This week’s release of Firefox includes the beginning of a pretty cool feature. The Firefox Health Report is a new system we’ve built to log basic health information about your browser (time to start up, total running time, number of crashes, &c), and then give you tools to understand that information and fix any problems you encounter. The initial report is pretty simple, but it will evolve and grow in the coming months. You’ll be able to use it as a window into many aspects of your browser’s performance and health, both in absolute terms, as well as in comparison to the global Firefox user base.

We’ve blogged before about how we’ve built the health report with privacy in mind and what our plans for it look like, but our long term hope for the feature goes well beyond the report you see today. As the health report uncovers patterns of problems in Firefox, we can build better support information for our users. In many cases, we will be able to detect these problems before they get out of hand, and your browser can start healing itself. The health report is enabled by default in Firefox but, if you don’t want your browser health information added to the pool, you can disable data sending either from the report itself, or from the Firefox preferences window.

Firefox already protects and heals itself in numerous ways (automatically blocking insecure and unstable plugins, restoring tabs and content after crashes, detecting phishing and malware sites before they can attack) and the Firefox Health Report gives us a powerful new tool. If you’re curious about what’s going on under the hood, you can find the health report in your Help menu. If you’re not, rest assured that we’re fascinated by this stuff, and we’ll use it to make Firefox the smoothest, fastest, most excellent way for you to live your life on the web.

Johnathan Nightingale
Vice President of Firefox Engineering

‘Epic Citadel’ Demo Shows the Power of the Web as a Platform for Gaming


At the 2013 Game Developers’ Conference, Mozilla demonstrated how it was unlocking the Web as a platform for gaming by announcing a port of Unreal Engine 3 running in Firefox — compiled from C++ source with Emscripten, running smoothly and efficiently without the need for plugins.

Today, Epic and Mozilla are making the Epic Citadel demo available, so that you can try it out for yourself. For best results, we suggest using a newer version of Firefox Nightly (Firefox 23 or better) which includes optimizations for asm.js and support for Web Audio API. The demo will also run in Firefox 20 (the current released version) because the core technologies are just standard web technologies, but there will be some performance degradation and a lack of Web Audio-dependent audio effects. The demo will also work in other browsers but it heavily depends on the quality of the WebGL implementation, memory management and JavaScript engine.

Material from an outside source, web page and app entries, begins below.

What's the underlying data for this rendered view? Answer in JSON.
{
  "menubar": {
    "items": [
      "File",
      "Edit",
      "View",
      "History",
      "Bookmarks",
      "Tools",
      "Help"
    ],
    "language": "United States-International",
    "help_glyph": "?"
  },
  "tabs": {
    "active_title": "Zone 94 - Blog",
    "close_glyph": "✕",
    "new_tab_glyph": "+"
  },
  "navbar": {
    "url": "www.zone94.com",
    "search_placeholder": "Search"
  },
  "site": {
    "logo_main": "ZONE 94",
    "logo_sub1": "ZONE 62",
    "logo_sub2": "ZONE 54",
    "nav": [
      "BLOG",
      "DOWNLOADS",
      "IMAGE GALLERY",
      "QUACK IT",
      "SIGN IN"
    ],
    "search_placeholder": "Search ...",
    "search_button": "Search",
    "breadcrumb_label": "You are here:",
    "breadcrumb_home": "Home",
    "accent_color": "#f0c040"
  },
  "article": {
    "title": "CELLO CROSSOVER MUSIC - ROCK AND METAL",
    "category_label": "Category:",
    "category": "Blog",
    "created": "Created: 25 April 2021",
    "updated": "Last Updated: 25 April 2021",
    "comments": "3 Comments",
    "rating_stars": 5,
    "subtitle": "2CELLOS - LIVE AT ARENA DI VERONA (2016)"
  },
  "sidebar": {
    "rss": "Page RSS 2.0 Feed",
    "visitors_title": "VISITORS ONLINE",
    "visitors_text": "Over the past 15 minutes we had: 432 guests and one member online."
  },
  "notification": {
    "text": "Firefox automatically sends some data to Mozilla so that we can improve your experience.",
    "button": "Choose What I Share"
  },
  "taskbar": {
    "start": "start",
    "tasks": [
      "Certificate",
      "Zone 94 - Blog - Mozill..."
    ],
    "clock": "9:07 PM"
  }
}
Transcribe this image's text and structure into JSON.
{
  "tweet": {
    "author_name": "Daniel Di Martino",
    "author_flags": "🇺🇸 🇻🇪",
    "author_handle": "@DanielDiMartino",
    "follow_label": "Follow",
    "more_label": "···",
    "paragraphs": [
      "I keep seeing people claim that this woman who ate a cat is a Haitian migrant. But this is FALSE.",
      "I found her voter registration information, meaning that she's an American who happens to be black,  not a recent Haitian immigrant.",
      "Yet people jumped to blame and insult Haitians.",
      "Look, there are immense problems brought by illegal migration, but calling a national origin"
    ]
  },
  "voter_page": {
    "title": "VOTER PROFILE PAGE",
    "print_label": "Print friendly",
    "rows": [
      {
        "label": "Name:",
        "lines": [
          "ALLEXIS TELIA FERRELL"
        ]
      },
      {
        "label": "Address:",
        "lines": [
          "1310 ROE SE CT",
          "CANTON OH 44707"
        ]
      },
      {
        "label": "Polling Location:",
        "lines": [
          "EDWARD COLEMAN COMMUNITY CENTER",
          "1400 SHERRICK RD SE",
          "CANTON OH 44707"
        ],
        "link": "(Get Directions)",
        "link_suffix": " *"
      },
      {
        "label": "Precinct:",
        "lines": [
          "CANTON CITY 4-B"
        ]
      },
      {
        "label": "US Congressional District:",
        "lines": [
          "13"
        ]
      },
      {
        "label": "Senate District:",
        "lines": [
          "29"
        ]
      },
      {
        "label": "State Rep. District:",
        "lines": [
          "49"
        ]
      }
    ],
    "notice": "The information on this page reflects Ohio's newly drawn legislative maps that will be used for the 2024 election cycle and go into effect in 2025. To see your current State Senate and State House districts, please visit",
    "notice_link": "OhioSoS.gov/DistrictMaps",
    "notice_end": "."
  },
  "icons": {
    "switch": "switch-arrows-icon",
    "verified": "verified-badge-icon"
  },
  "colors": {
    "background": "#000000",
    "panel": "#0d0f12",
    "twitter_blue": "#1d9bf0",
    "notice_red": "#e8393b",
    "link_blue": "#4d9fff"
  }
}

To achieve the performance that makes these advancements possible, Mozilla developed asm.js, a highly-optimized subset of JavaScript that enables Emscripten-compiled applications to reach near-native performance.  This baseline performance enables developers to create visually compelling and fast gaming experiences on the Web.  With this technology, the Web simply becomes just another target platform for developers.

If you’re a games developer and want to learn more, please visit the new Mozilla Developer’s Network Games landing page, which we’ll be expanding in the coming weeks. The Emscripten project and information about asm.js are also useful if you’d like to take a look at what it would take to port your own games or other apps.

For a quick snapshot of what you’ll see in the Epic Citadel demo, here’s a video (now in 1080p), as well as some gameplay footage from the unreleased “Sanctuary” demo.